Nothing may be left out, so copy every entry exactly.

START RECORDS PROVIDED

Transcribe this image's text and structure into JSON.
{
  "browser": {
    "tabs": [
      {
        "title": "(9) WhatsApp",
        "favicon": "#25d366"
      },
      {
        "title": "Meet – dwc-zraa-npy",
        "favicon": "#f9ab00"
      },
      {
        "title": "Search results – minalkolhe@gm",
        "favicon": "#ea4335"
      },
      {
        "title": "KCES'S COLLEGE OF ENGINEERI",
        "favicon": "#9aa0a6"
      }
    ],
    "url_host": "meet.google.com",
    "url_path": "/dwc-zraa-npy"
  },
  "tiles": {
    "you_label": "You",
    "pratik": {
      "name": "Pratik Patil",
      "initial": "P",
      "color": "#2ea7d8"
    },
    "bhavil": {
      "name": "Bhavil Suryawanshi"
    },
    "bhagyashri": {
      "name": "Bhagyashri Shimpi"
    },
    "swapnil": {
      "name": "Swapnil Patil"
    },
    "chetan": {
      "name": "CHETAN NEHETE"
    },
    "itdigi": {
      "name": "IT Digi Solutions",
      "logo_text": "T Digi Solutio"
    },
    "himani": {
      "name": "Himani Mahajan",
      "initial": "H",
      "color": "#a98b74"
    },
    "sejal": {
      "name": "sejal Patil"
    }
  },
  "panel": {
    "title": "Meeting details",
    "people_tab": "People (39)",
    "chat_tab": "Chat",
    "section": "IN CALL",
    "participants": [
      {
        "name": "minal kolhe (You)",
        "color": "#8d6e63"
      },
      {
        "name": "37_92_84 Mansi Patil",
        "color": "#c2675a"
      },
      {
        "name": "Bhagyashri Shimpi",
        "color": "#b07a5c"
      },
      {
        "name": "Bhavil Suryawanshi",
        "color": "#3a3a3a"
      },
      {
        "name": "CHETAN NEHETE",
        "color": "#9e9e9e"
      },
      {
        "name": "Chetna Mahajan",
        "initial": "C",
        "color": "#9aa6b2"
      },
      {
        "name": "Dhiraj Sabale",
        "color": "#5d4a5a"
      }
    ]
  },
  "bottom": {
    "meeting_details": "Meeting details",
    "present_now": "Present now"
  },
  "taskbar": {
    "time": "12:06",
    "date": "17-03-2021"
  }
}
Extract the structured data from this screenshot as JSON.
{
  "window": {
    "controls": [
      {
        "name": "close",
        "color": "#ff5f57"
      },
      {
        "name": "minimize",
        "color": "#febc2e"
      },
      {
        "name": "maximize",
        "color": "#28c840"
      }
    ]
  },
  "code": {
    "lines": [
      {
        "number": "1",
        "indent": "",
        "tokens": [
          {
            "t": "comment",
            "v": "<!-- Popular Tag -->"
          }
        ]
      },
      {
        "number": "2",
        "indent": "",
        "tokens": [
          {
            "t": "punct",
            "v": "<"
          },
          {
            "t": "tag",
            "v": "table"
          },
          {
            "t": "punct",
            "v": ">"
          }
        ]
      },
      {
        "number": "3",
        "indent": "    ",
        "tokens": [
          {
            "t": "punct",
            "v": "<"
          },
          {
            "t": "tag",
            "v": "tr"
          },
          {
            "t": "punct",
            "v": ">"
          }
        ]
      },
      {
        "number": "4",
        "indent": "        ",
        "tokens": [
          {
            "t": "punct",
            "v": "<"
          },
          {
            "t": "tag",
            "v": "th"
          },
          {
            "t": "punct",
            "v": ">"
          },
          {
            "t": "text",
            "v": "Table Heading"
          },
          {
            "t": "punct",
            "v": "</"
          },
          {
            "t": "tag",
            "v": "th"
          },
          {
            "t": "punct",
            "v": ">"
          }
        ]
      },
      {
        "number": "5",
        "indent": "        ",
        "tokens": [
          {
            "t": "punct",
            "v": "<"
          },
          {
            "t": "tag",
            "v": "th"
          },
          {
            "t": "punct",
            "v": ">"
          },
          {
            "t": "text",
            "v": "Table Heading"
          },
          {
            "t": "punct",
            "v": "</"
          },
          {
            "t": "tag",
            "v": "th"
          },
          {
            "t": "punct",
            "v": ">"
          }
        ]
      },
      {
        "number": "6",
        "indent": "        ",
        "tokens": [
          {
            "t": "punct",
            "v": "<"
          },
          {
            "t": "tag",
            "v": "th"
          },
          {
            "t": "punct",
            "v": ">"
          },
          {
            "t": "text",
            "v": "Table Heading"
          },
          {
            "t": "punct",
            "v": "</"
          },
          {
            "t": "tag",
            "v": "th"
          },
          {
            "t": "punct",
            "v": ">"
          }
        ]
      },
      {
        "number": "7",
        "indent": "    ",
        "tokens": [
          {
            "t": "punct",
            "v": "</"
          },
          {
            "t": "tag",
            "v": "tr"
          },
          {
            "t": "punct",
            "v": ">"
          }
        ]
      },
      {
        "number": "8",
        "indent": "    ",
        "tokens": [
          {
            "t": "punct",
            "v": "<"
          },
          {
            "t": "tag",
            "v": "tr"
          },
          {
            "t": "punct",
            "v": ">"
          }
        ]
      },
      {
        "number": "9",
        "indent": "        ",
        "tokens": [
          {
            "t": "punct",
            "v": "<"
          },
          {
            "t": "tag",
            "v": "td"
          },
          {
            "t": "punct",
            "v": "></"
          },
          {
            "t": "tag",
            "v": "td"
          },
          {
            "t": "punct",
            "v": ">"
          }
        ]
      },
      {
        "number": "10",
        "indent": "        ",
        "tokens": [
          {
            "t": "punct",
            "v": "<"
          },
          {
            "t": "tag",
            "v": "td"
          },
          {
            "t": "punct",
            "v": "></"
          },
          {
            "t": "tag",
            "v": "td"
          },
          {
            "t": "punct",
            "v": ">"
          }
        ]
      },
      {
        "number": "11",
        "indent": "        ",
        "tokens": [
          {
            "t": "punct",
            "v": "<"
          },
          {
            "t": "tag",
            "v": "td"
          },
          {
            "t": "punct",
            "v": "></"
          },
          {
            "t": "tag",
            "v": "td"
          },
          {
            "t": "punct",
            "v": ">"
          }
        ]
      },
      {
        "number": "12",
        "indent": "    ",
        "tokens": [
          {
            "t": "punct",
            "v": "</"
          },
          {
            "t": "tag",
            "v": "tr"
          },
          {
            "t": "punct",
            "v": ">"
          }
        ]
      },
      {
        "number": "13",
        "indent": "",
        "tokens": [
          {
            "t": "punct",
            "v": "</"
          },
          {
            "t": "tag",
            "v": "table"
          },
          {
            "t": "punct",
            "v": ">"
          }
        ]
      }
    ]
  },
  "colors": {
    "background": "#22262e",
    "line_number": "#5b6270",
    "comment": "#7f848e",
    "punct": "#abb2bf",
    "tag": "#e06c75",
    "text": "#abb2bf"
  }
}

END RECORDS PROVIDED

- FINISHED EXERCISE:
Transcribe this image's text and structure into JSON.
{
  "browser": {
    "tabs": [
      {
        "title": "(9) WhatsApp",
        "favicon": "#25d366"
      },
      {
        "title": "Meet – dwc-zraa-npy",
        "favicon": "#f9ab00"
      },
      {
        "title": "Search results – minalkolhe@gm",
        "favicon": "#ea4335"
      },
      {
        "title": "KCES'S COLLEGE OF ENGINEERI",
        "favicon": "#9aa0a6"
      }
    ],
    "url_host": "meet.google.com",
    "url_path": "/dwc-zraa-npy"
  },
  "tiles": {
    "you_label": "You",
    "pratik": {
      "name": "Pratik Patil",
      "initial": "P",
      "color": "#2ea7d8"
    },
    "bhavil": {
      "name": "Bhavil Suryawanshi"
    },
    "bhagyashri": {
      "name": "Bhagyashri Shimpi"
    },
    "swapnil": {
      "name": "Swapnil Patil"
    },
    "chetan": {
      "name": "CHETAN NEHETE"
    },
    "itdigi": {
      "name": "IT Digi Solutions",
      "logo_text": "T Digi Solutio"
    },
    "himani": {
      "name": "Himani Mahajan",
      "initial": "H",
      "color": "#a98b74"
    },
    "sejal": {
      "name": "sejal Patil"
    }
  },
  "panel": {
    "title": "Meeting details",
    "people_tab": "People (39)",
    "chat_tab": "Chat",
    "section": "IN CALL",
    "participants": [
      {
        "name": "minal kolhe (You)",
        "color": "#8d6e63"
      },
      {
        "name": "37_92_84 Mansi Patil",
        "color": "#c2675a"
      },
      {
        "name": "Bhagyashri Shimpi",
        "color": "#b07a5c"
      },
      {
        "name": "Bhavil Suryawanshi",
        "color": "#3a3a3a"
      },
      {
        "name": "CHETAN NEHETE",
        "color": "#9e9e9e"
      },
      {
        "name": "Chetna Mahajan",
        "initial": "C",
        "color": "#9aa6b2"
      },
      {
        "name": "Dhiraj Sabale",
        "color": "#5d4a5a"
      }
    ]
  },
  "bottom": {
    "meeting_details": "Meeting details",
    "present_now": "Present now"
  },
  "taskbar": {
    "time": "12:06",
    "date": "17-03-2021"
  }
}
Extract the structured data from this screenshot as JSON.
{
  "window": {
    "controls": [
      {
        "name": "close",
        "color": "#ff5f57"
      },
      {
        "name": "minimize",
        "color": "#febc2e"
      },
      {
        "name": "maximize",
        "color": "#28c840"
      }
    ]
  },
  "code": {
    "lines": [
      {
        "number": "1",
        "indent": "",
        "tokens": [
          {
            "t": "comment",
            "v": "<!-- Popular Tag -->"
          }
        ]
      },
      {
        "number": "2",
        "indent": "",
        "tokens": [
          {
            "t": "punct",
            "v": "<"
          },
          {
            "t": "tag",
            "v": "table"
          },
          {
            "t": "punct",
            "v": ">"
          }
        ]
      },
      {
        "number": "3",
        "indent": "    ",
        "tokens": [
          {
            "t": "punct",
            "v": "<"
          },
          {
            "t": "tag",
            "v": "tr"
          },
          {
            "t": "punct",
            "v": ">"
          }
        ]
      },
      {
        "number": "4",
        "indent": "        ",
        "tokens": [
          {
            "t": "punct",
            "v": "<"
          },
          {
            "t": "tag",
            "v": "th"
          },
          {
            "t": "punct",
            "v": ">"
          },
          {
            "t": "text",
            "v": "Table Heading"
          },
          {
            "t": "punct",
            "v": "</"
          },
          {
            "t": "tag",
            "v": "th"
          },
          {
            "t": "punct",
            "v": ">"
          }
        ]
      },
      {
        "number": "5",
        "indent": "        ",
        "tokens": [
          {
            "t": "punct",
            "v": "<"
          },
          {
            "t": "tag",
            "v": "th"
          },
          {
            "t": "punct",
            "v": ">"
          },
          {
            "t": "text",
            "v": "Table Heading"
          },
          {
            "t": "punct",
            "v": "</"
          },
          {
            "t": "tag",
            "v": "th"
          },
          {
            "t": "punct",
            "v": ">"
          }
        ]
      },
      {
        "number": "6",
        "indent": "        ",
        "tokens": [
          {
            "t": "punct",
            "v": "<"
          },
          {
            "t": "tag",
            "v": "th"
          },
          {
            "t": "punct",
            "v": ">"
          },
          {
            "t": "text",
            "v": "Table Heading"
          },
          {
            "t": "punct",
            "v": "</"
          },
          {
            "t": "tag",
            "v": "th"
          },
          {
            "t": "punct",
            "v": ">"
          }
        ]
      },
      {
        "number": "7",
        "indent": "    ",
        "tokens": [
          {
            "t": "punct",
            "v": "</"
          },
          {
            "t": "tag",
            "v": "tr"
          },
          {
            "t": "punct",
            "v": ">"
          }
        ]
      },
      {
        "number": "8",
        "indent": "    ",
        "tokens": [
          {
            "t": "punct",
            "v": "<"
          },
          {
            "t": "tag",
            "v": "tr"
          },
          {
            "t": "punct",
            "v": ">"
          }
        ]
      },
      {
        "number": "9",
        "indent": "        ",
        "tokens": [
          {
            "t": "punct",
            "v": "<"
          },
          {
            "t": "tag",
            "v": "td"
          },
          {
            "t": "punct",
            "v": "></"
          },
          {
            "t": "tag",
            "v": "td"
          },
          {
            "t": "punct",
            "v": ">"
          }
        ]
      },
      {
        "number": "10",
        "indent": "        ",
        "tokens": [
          {
            "t": "punct",
            "v": "<"
          },
          {
            "t": "tag",
            "v": "td"
          },
          {
            "t": "punct",
            "v": "></"
          },
          {
            "t": "tag",
            "v": "td"
          },
          {
            "t": "punct",
            "v": ">"
          }
        ]
      },
      {
        "number": "11",
        "indent": "        ",
        "tokens": [
          {
            "t": "punct",
            "v": "<"
          },
          {
            "t": "tag",
            "v": "td"
          },
          {
            "t": "punct",
            "v": "></"
          },
          {
            "t": "tag",
            "v": "td"
          },
          {
            "t": "punct",
            "v": ">"
          }
        ]
      },
      {
        "number": "12",
        "indent": "    ",
        "tokens": [
          {
            "t": "punct",
            "v": "</"
          },
          {
            "t": "tag",
            "v": "tr"
          },
          {
            "t": "punct",
            "v": ">"
          }
        ]
      },
      {
        "number": "13",
        "indent": "",
        "tokens": [
          {
            "t": "punct",
            "v": "</"
          },
          {
            "t": "tag",
            "v": "table"
          },
          {
            "t": "punct",
            "v": ">"
          }
        ]
      }
    ]
  },
  "colors": {
    "background": "#22262e",
    "line_number": "#5b6270",
    "comment": "#7f848e",
    "punct": "#abb2bf",
    "tag": "#e06c75",
    "text": "#abb2bf"
  }
}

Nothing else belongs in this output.